» INSTRUCTIONS TO FOLLOW: From the records below, please return each line that holds the word "title".

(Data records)

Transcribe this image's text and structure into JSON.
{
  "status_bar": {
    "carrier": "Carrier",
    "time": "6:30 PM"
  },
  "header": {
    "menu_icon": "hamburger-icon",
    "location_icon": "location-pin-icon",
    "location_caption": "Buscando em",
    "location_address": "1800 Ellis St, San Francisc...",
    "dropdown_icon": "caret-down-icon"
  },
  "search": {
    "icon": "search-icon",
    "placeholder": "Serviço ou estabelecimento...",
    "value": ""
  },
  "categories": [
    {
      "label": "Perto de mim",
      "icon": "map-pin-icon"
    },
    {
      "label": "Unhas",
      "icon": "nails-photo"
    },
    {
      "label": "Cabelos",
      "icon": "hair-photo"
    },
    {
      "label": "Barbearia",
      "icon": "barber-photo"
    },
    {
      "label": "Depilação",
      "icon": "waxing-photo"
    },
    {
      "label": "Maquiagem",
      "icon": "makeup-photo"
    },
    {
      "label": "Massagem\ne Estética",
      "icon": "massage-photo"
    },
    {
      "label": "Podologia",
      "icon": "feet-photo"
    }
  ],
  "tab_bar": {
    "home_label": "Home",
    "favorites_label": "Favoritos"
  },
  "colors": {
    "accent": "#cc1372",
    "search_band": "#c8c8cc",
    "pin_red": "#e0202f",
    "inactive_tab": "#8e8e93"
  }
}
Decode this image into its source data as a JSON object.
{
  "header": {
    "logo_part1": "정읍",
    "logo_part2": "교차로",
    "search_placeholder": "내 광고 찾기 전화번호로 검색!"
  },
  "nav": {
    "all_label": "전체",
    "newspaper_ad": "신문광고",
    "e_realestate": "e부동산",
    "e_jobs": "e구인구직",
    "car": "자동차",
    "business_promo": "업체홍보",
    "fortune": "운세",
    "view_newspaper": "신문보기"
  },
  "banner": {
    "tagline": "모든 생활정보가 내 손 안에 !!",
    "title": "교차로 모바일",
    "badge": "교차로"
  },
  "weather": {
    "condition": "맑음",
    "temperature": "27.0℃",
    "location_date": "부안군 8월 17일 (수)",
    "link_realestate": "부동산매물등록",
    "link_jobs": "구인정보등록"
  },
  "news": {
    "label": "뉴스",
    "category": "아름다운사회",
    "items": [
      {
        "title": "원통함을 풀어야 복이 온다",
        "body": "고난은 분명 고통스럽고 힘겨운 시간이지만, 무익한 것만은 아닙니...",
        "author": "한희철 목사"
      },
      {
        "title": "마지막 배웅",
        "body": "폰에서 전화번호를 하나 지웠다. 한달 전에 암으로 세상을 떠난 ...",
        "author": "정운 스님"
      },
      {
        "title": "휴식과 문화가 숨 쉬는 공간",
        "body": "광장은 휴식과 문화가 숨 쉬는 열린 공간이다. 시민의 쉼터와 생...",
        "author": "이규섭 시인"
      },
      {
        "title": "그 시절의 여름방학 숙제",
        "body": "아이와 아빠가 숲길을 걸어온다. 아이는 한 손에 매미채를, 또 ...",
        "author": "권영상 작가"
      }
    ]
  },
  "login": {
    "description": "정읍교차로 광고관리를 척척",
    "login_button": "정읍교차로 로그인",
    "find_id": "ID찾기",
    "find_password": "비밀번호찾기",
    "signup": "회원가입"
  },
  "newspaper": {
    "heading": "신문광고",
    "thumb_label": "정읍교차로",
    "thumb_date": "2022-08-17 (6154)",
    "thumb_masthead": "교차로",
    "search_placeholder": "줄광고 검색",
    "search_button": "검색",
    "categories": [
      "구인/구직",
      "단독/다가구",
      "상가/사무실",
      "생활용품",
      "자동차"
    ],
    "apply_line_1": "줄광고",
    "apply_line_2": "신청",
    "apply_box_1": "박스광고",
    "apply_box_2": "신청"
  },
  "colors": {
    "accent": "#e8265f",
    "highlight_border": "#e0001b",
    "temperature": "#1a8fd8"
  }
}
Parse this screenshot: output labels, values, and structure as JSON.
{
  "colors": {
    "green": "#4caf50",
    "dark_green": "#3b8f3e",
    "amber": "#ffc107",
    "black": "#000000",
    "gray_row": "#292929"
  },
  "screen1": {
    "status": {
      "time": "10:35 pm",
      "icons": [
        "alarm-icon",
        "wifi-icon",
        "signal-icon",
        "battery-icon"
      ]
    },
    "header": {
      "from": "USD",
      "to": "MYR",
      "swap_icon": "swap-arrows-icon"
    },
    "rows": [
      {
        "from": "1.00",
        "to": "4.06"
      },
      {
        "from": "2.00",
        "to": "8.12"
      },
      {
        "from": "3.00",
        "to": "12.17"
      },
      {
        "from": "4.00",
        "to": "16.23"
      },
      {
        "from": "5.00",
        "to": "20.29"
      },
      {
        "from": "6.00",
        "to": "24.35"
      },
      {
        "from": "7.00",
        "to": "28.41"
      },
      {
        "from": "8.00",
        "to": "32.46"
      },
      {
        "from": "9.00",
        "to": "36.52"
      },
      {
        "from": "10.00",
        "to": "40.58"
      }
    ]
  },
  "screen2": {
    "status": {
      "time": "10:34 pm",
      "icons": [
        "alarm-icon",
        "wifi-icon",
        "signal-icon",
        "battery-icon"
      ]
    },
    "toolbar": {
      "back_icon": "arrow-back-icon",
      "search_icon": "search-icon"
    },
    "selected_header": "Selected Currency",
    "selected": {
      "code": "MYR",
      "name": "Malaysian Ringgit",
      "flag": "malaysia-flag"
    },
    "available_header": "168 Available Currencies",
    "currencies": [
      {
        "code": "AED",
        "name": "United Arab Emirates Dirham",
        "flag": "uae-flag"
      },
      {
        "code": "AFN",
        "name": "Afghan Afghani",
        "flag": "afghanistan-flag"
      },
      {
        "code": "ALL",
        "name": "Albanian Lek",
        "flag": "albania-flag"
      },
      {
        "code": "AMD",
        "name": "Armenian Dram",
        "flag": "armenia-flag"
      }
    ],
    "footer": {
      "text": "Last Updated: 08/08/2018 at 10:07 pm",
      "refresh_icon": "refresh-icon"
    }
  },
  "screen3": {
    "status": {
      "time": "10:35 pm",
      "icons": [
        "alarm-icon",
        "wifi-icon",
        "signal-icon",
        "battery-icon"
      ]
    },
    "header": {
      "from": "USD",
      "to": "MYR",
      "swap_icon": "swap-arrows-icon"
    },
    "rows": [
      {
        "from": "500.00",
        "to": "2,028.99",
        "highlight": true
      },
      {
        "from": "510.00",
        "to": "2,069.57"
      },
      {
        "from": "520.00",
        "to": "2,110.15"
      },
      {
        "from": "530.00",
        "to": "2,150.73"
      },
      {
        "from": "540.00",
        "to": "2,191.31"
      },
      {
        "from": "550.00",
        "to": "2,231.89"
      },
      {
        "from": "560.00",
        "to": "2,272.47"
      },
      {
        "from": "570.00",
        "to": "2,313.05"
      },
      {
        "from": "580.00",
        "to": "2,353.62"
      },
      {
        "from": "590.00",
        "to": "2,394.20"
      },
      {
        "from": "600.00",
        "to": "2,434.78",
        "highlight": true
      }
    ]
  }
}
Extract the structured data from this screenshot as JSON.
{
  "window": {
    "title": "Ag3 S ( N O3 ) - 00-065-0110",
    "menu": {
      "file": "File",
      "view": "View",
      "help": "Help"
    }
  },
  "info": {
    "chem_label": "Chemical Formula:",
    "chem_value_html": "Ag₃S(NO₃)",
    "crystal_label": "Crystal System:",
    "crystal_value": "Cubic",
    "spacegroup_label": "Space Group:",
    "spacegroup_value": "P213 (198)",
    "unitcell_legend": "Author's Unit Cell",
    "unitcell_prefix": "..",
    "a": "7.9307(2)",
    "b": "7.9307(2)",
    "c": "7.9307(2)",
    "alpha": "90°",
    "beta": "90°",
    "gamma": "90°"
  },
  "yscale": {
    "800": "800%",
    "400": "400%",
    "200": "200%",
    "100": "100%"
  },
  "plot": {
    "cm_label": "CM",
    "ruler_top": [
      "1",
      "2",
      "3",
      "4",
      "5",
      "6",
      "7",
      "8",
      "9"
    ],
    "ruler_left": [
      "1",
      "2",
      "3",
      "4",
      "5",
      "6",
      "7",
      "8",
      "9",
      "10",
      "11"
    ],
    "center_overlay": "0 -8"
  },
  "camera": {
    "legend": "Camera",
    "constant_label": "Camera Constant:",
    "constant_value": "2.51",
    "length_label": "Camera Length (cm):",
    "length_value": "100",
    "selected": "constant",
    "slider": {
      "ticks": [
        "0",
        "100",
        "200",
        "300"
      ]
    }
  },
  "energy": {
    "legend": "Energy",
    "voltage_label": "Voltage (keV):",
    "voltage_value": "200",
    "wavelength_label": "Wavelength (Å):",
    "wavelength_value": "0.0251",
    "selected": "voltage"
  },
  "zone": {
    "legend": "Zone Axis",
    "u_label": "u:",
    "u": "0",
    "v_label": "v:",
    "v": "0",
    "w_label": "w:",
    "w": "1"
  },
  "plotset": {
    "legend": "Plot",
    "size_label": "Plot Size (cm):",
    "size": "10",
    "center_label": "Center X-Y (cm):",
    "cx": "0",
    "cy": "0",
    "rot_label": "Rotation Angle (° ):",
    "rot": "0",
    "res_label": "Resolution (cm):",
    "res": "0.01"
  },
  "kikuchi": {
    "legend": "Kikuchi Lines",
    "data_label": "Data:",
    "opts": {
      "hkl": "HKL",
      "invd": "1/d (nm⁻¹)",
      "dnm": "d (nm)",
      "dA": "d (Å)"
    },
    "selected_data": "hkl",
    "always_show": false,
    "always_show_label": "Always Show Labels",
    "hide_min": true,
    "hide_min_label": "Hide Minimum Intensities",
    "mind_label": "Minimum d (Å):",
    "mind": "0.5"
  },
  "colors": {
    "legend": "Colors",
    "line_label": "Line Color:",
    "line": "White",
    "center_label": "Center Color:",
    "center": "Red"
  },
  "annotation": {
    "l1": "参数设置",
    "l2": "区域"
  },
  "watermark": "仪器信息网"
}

» OUTPUT OF THE EXERCISE:
    "title": "교차로 모바일",
        "title": "원통함을 풀어야 복이 온다",
        "title": "마지막 배웅",
        "title": "휴식과 문화가 숨 쉬는 공간",
        "title": "그 시절의 여름방학 숙제",
    "title": "Ag3 S ( N O3 ) - 00-065-0110",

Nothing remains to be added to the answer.